PK: What’s your process? Do you read the entire original story first, or take it page by page?
JJ: For the first ones, I did read through the whole volume, then go back to start the translation. But usually I like to let the story unfold for me as I translate it. Typically, I have time after I’ve done that, I can go back and make sure it’s consistent all the way through. Sometimes, they may ask me, “Hey, we’re on a tight schedule, send us the first 10 pages.” So then I can’t go back at the end to do a big edit where I make sure things are consistent. I have to rely on the editors to do that part.
PK: Are you literally typing up a Word doc that’s basically the script? “First panel, balloon one.”
JJ: Right, that’s exactly it. I’ll go, “Page one, plate one, bubble one.” Decades ago, we settled on: How am I gonna present this so that the letterer and editor can see what’s going on? And I’ve just been doing it this way for years.
PK: Do you come up with the sound effects, too? Like “schplokk” vs. “kerplonk.”
JJ: The sound effects actually are a little tricky sometimes, because if you change it a lot, they’re gonna have to hire somebody to do that separate ink work, since the sound effects are outside the speech balloon. So the expense partly enters into it, and I don’t have control over the final product.
For instance, the sound effect in French for coughing is not at all the same sound effect in English. In French they may go “THEU,” which in French sounds like “chuh chuh chuh!” Because th is like a ch in French. So clearly that’s not going to work for English speakers; we need to see something like “koff koff,” or “cough.” But I don’t get to make the final call. It’s not like I can say, “Hey, we’re gonna translate it my way, damn it!” [laughs] But then I’ll see a review lay into me for it!
PK: I had an experience as an author when somewhere in the process the word I had written, “different,” got changed to “indifferent,” which means something completely, well, different! I’m still embarrassed. But I suppose once you’ve published 200-plus books, you get to have pretty thick skin.
JJ: You’re right, you do have to have a thick skin. Because I have asked myself, “Am I gonna look at the reviews for Asterix?” [laughs]
PK: Hopefully they’ll all be positive.
JJ: I hope so too. We have put a ton of work into this, myself and the editorial team.
PK: Any non-comics translations you want to mention?
JJ: I have branched out into more lengthy translations.
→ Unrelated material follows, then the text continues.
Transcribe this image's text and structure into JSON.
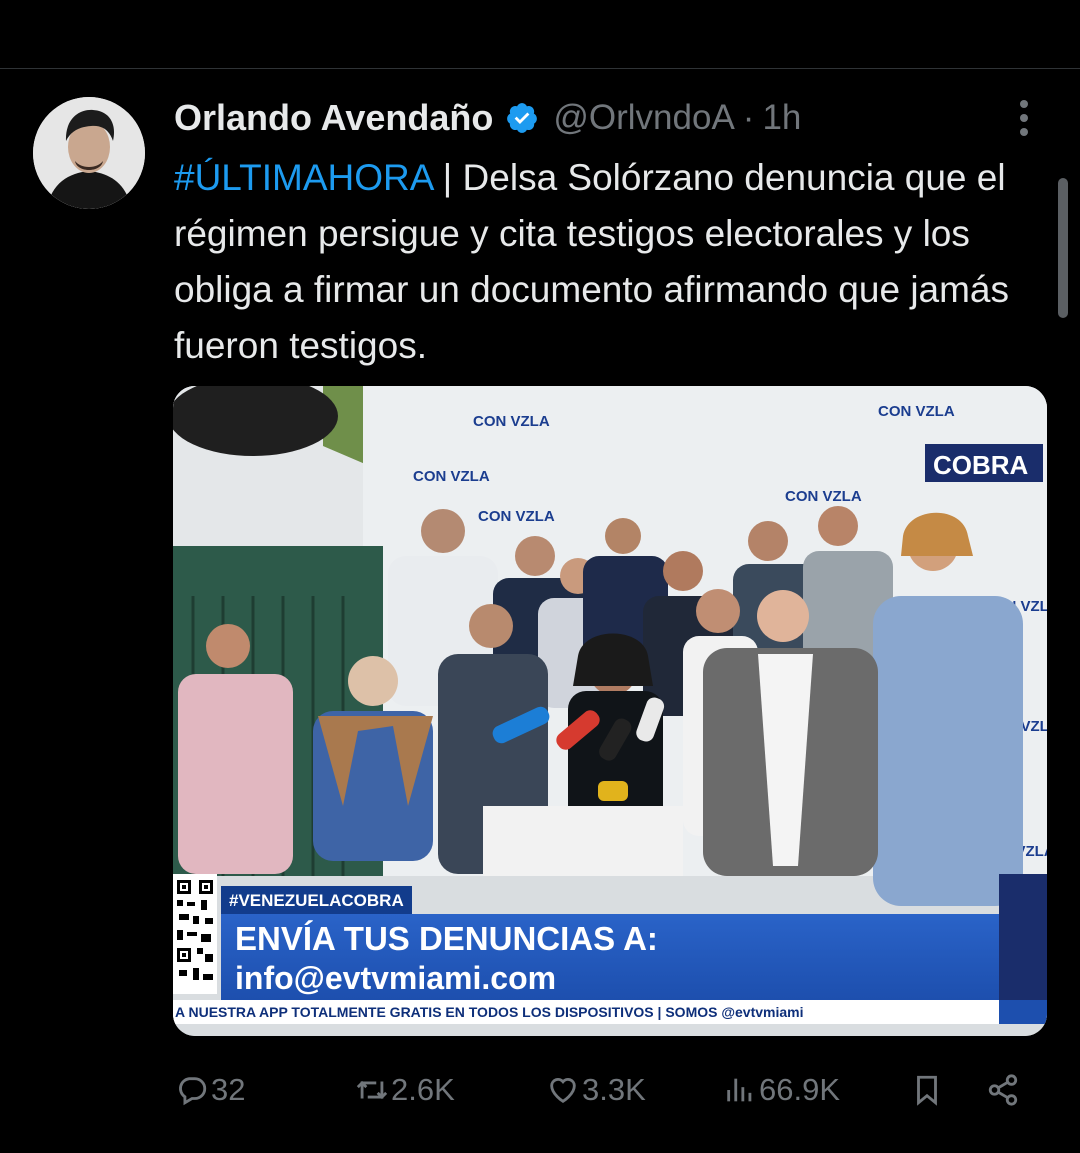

A friend and I decided we were going to translate this 1845 French novel that had never been translated into English, called Friendship and Devotion, or Three Months in Louisiana, by Camille Lebrun. It’s about two American girls who were orphaned and brought up in a boarding house in Paris, going back to Louisiana and what they experience there. There’s an epidemic of yellow fever, but also they find out one of the two is mixed-race—in 1845 Louisiana, that’s a problem. So that’s why we thought this was an interesting novel to translate for our times. It’s racial fractures in America in 1845, and what do you do when you have an epidemic that’s killing people by the scores.
PK: Sounds more timely than ever on both counts.
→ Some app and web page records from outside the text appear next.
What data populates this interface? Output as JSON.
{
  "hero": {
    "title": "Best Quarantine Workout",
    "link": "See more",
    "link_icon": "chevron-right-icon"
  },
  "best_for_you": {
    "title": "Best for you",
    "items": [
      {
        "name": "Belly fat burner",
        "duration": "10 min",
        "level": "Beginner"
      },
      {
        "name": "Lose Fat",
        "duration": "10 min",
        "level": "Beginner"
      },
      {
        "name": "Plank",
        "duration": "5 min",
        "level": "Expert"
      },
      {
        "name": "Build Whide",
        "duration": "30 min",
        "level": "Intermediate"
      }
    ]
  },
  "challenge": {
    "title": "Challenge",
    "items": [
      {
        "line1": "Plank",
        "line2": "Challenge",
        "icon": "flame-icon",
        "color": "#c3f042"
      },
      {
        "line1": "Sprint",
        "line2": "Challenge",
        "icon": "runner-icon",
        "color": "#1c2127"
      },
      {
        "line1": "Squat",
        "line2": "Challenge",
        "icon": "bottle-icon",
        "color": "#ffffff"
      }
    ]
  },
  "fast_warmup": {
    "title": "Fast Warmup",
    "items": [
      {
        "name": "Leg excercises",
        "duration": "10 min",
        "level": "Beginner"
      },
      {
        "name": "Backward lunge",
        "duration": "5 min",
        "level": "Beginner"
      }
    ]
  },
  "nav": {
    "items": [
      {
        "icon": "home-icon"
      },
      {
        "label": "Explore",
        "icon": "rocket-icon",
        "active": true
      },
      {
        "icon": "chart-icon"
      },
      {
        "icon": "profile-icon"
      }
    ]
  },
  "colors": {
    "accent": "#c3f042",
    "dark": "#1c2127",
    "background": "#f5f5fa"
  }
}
JJ: Yeah, in terms of timeliness it was a little happenstance. But we’ve got this going and it will be published by University of Mississippi Press in 2021.
PK: Anything to add about Asterix? Reasons people should buy the new books?
There’s plenty in there for people to enjoy and to get acquainted with something that’s a cultural marker in the Francophone world. I think these are fun stories, and they have stood the test of time for a reason.